Audio clip: Adobe Flash Player (version 9 or above) is required to play this audio clip. Download the latest version here. You also need to have JavaScript enabled in your browser.

Comments { 0 }

Royal Canoe Plays Tonight!

Armed with a five-keyboard super-weapon Royal Canoe prepares to rock The Club tonight a 8pm.

6-piece Royal Canoe play The Club tonight. Photo: Royal Canoe.

Winnipeg’s Royal Canoe is a 6 piece ensemble that plays what they describe as energetic, catchy-complex music. The band just began a tour to promote their new EP, Today We’re Believers, and are already looking forward to a new album. While the band’s first release CO OP Mode is still new, having only been released in mid-2010, they plan on playing entirely new music on this tour.

The rhythmic syncopation between handclaps, effect-riddled guitar licks, and multiple voices has the music of Royal Canoe existing somewhere within dance, ambient, electronic, and a pop-rock sound that is sure to captivate.The tour will take them down to Texas to play SXSW and up to Toronto to play NXNE, two music and arts conferences where they hope to gain industry exposure. In addition to the hope of increased recognition, singer and guitarist Bucky Driedger says:

the best memories of being on tour are just of that…being on tour.

The work-ethic of these 6 young men is evident in the rave-reviews they’ve already received. Check out the video below of Royal Canoe playing live and then be sure to catch them tonight at 8pm in The Club.

 

 

Comments { 0 }

5 Minutes with Dallas Green

Dallas Green of City and Colour sat down for an interview to talk performing, song-writing, and taking photos on tour.

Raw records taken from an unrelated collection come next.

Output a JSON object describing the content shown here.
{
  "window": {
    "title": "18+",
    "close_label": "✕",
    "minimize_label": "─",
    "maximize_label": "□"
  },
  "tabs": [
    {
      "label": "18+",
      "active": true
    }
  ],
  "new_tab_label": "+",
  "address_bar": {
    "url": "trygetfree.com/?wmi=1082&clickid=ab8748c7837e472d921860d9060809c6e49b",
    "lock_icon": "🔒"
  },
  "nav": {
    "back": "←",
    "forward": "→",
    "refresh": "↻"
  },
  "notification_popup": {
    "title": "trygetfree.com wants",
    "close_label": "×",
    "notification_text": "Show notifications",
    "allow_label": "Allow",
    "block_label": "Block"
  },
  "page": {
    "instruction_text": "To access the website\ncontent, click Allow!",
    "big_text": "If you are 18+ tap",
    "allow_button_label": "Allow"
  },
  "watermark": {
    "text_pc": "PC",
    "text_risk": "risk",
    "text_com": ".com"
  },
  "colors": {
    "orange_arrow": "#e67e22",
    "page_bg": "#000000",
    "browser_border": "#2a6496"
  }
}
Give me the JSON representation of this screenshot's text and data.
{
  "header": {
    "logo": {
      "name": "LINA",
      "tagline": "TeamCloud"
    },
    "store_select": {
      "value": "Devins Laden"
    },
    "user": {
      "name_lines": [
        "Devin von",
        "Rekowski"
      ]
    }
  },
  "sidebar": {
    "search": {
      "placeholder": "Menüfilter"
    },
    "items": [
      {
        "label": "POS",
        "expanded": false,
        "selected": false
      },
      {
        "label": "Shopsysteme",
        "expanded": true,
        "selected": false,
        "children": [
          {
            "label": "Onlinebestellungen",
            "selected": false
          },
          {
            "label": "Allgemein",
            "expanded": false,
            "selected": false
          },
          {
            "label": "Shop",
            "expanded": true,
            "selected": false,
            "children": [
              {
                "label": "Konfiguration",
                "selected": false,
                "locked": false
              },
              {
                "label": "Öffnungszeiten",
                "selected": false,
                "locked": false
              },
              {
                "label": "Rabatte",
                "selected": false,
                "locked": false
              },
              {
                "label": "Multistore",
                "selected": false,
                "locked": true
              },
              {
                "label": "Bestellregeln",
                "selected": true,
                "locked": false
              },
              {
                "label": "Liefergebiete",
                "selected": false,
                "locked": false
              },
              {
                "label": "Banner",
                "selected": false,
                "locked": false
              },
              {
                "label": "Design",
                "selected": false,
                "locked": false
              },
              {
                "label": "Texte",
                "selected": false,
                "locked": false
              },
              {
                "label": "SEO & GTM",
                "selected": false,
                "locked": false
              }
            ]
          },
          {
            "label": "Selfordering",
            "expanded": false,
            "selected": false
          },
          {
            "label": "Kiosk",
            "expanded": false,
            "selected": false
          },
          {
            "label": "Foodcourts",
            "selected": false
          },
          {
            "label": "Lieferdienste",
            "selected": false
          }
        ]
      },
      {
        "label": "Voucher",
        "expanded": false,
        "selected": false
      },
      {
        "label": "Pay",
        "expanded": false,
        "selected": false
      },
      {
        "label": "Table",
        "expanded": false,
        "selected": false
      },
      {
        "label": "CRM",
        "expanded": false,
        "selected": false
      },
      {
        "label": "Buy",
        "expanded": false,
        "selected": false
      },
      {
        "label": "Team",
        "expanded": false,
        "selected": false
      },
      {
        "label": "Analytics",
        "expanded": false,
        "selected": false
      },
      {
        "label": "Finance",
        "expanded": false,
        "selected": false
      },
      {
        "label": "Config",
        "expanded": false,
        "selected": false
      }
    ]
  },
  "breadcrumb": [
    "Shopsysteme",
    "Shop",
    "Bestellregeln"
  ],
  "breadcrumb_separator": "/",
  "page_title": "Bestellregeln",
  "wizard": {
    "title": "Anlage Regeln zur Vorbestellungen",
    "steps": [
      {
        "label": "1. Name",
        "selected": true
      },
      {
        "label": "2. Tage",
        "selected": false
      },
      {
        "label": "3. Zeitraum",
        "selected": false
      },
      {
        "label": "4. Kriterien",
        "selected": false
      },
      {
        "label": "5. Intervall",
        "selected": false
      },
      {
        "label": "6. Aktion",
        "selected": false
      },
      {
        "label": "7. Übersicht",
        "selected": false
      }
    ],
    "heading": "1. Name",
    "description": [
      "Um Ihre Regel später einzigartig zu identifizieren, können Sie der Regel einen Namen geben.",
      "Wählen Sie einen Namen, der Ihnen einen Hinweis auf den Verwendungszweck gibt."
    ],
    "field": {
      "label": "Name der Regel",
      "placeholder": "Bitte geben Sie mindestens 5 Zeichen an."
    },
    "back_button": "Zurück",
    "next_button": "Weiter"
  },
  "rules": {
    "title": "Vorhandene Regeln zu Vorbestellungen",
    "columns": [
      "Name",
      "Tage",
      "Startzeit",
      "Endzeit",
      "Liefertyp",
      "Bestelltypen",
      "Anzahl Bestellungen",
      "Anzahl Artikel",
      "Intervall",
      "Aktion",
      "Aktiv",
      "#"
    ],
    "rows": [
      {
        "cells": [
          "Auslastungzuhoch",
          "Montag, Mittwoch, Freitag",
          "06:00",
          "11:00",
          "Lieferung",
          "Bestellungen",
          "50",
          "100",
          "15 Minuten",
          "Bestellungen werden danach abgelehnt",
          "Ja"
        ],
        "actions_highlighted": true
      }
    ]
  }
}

City and Colour played the Eric Harvie Theatre. Photo: James Arnold.

On the 21st day of their cross-Canada tour, City and Colour stopped at the Eric Harvie Theatre to play a sold-out show. Guitarist and lead-singer Dallas Green’s fragile voice and vulnerable lyrics were able to captivate the large audience, providing the right setting for a truly memorable show.

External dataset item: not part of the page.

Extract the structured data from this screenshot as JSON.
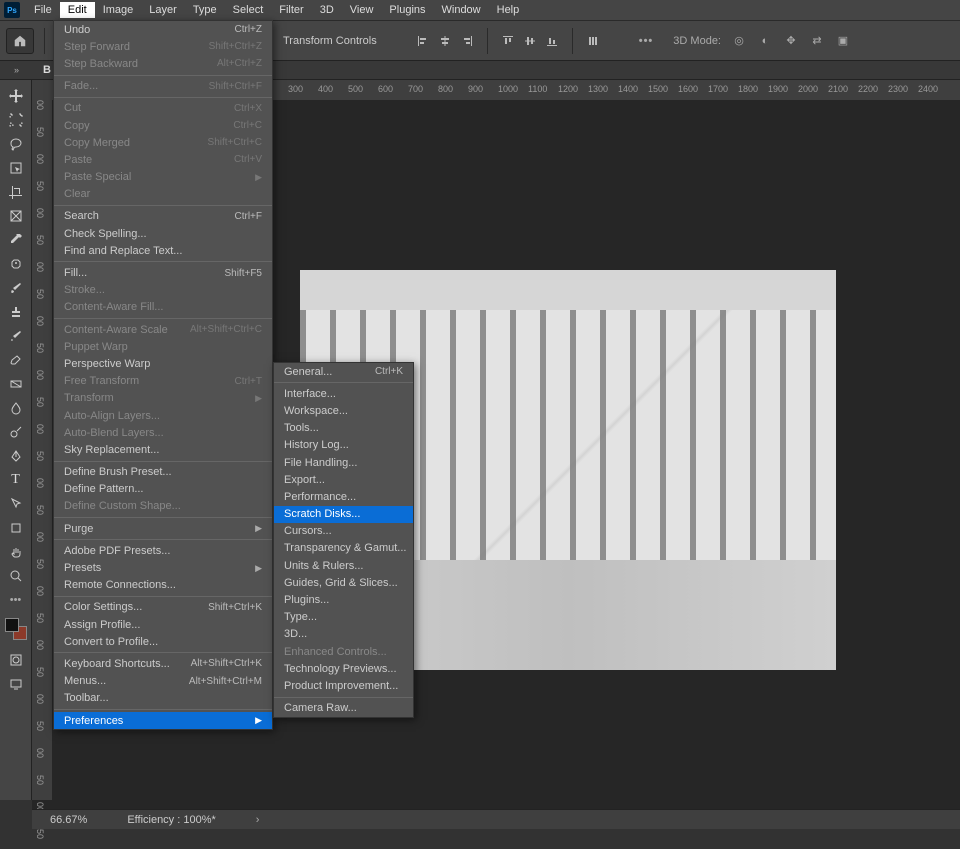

Before the band performed, Dallas sat down in a small room back-stage to talk about his inspirations, performing with people like Gord Downie and Ron Sexsmith, and how he feels when compared to Joni Mitchell or Neil Young.

Dallas Green's heartfelt and haunting lyrics captivates a packed crowd. Photo: James Arnold.

My song-writing process is…I sit and play guitar and whatever pops into my head is what becomes a City and Colour song.

Audio clip: Adobe Flash Player (version 9 or above) is required to play this audio clip. Download the latest version here. You also need to have JavaScript enabled in your browser.

Comments { 0 }